Task statement:
When you return the data, keep every line exactly as it is and leave out the pictures.

[Data extracted from a collection]
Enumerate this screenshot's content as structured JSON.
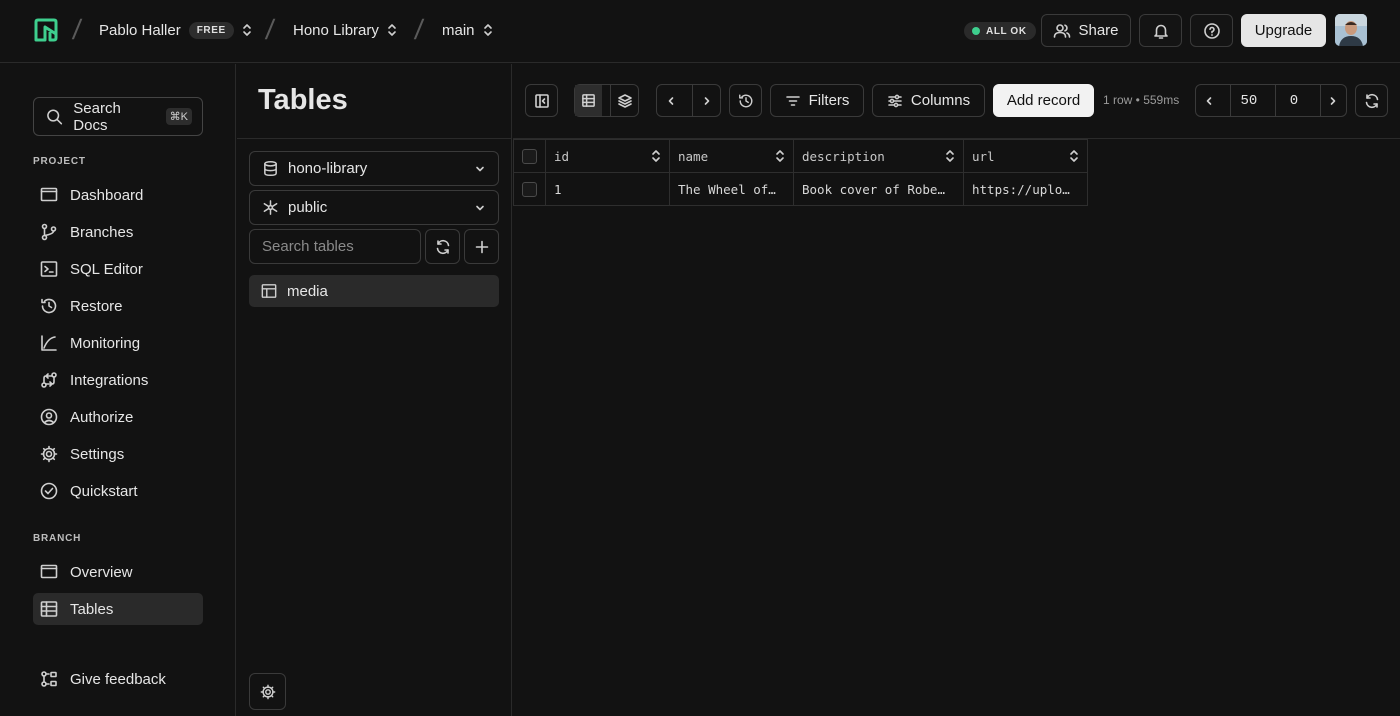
{
  "topbar": {
    "user": "Pablo Haller",
    "plan_badge": "FREE",
    "project": "Hono Library",
    "branch": "main",
    "status": "ALL OK",
    "share_label": "Share",
    "upgrade_label": "Upgrade"
  },
  "sidebar": {
    "search_label": "Search Docs",
    "search_shortcut": "⌘K",
    "project_section": "PROJECT",
    "project_items": [
      {
        "label": "Dashboard",
        "icon": "monitor-icon"
      },
      {
        "label": "Branches",
        "icon": "branch-icon"
      },
      {
        "label": "SQL Editor",
        "icon": "terminal-icon"
      },
      {
        "label": "Restore",
        "icon": "history-icon"
      },
      {
        "label": "Monitoring",
        "icon": "chart-line-icon"
      },
      {
        "label": "Integrations",
        "icon": "integrations-icon"
      },
      {
        "label": "Authorize",
        "icon": "user-circle-icon"
      },
      {
        "label": "Settings",
        "icon": "gear-icon"
      },
      {
        "label": "Quickstart",
        "icon": "check-circle-icon"
      }
    ],
    "branch_section": "BRANCH",
    "branch_items": [
      {
        "label": "Overview",
        "icon": "monitor-icon"
      },
      {
        "label": "Tables",
        "icon": "table-icon"
      }
    ],
    "feedback_label": "Give feedback"
  },
  "tables_panel": {
    "title": "Tables",
    "database": "hono-library",
    "schema": "public",
    "search_placeholder": "Search tables",
    "tables": [
      "media"
    ]
  },
  "toolbar": {
    "filters_label": "Filters",
    "columns_label": "Columns",
    "add_record_label": "Add record",
    "meta": "1 row • 559ms",
    "page_size": "50",
    "offset": "0"
  },
  "grid": {
    "columns": [
      "id",
      "name",
      "description",
      "url"
    ],
    "rows": [
      [
        "1",
        "The Wheel of…",
        "Book cover of Robe…",
        "https://uplo…"
      ]
    ]
  },
  "colors": {
    "accent": "#3ecf8e",
    "background": "#121212",
    "border": "#2a2a2a"
  }
}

Output for this exercise:
Enumerate this screenshot's content as structured JSON.
{
  "topbar": {
    "user": "Pablo Haller",
    "plan_badge": "FREE",
    "project": "Hono Library",
    "branch": "main",
    "status": "ALL OK",
    "share_label": "Share",
    "upgrade_label": "Upgrade"
  },
  "sidebar": {
    "search_label": "Search Docs",
    "search_shortcut": "⌘K",
    "project_section": "PROJECT",
    "project_items": [
      {
        "label": "Dashboard",
        "icon": "monitor-icon"
      },
      {
        "label": "Branches",
        "icon": "branch-icon"
      },
      {
        "label": "SQL Editor",
        "icon": "terminal-icon"
      },
      {
        "label": "Restore",
        "icon": "history-icon"
      },
      {
        "label": "Monitoring",
        "icon": "chart-line-icon"
      },
      {
        "label": "Integrations",
        "icon": "integrations-icon"
      },
      {
        "label": "Authorize",
        "icon": "user-circle-icon"
      },
      {
        "label": "Settings",
        "icon": "gear-icon"
      },
      {
        "label": "Quickstart",
        "icon": "check-circle-icon"
      }
    ],
    "branch_section": "BRANCH",
    "branch_items": [
      {
        "label": "Overview",
        "icon": "monitor-icon"
      },
      {
        "label": "Tables",
        "icon": "table-icon"
      }
    ],
    "feedback_label": "Give feedback"
  },
  "tables_panel": {
    "title": "Tables",
    "database": "hono-library",
    "schema": "public",
    "search_placeholder": "Search tables",
    "tables": [
      "media"
    ]
  },
  "toolbar": {
    "filters_label": "Filters",
    "columns_label": "Columns",
    "add_record_label": "Add record",
    "meta": "1 row • 559ms",
    "page_size": "50",
    "offset": "0"
  },
  "grid": {
    "columns": [
      "id",
      "name",
      "description",
      "url"
    ],
    "rows": [
      [
        "1",
        "The Wheel of…",
        "Book cover of Robe…",
        "https://uplo…"
      ]
    ]
  },
  "colors": {
    "accent": "#3ecf8e",
    "background": "#121212",
    "border": "#2a2a2a"
  }
}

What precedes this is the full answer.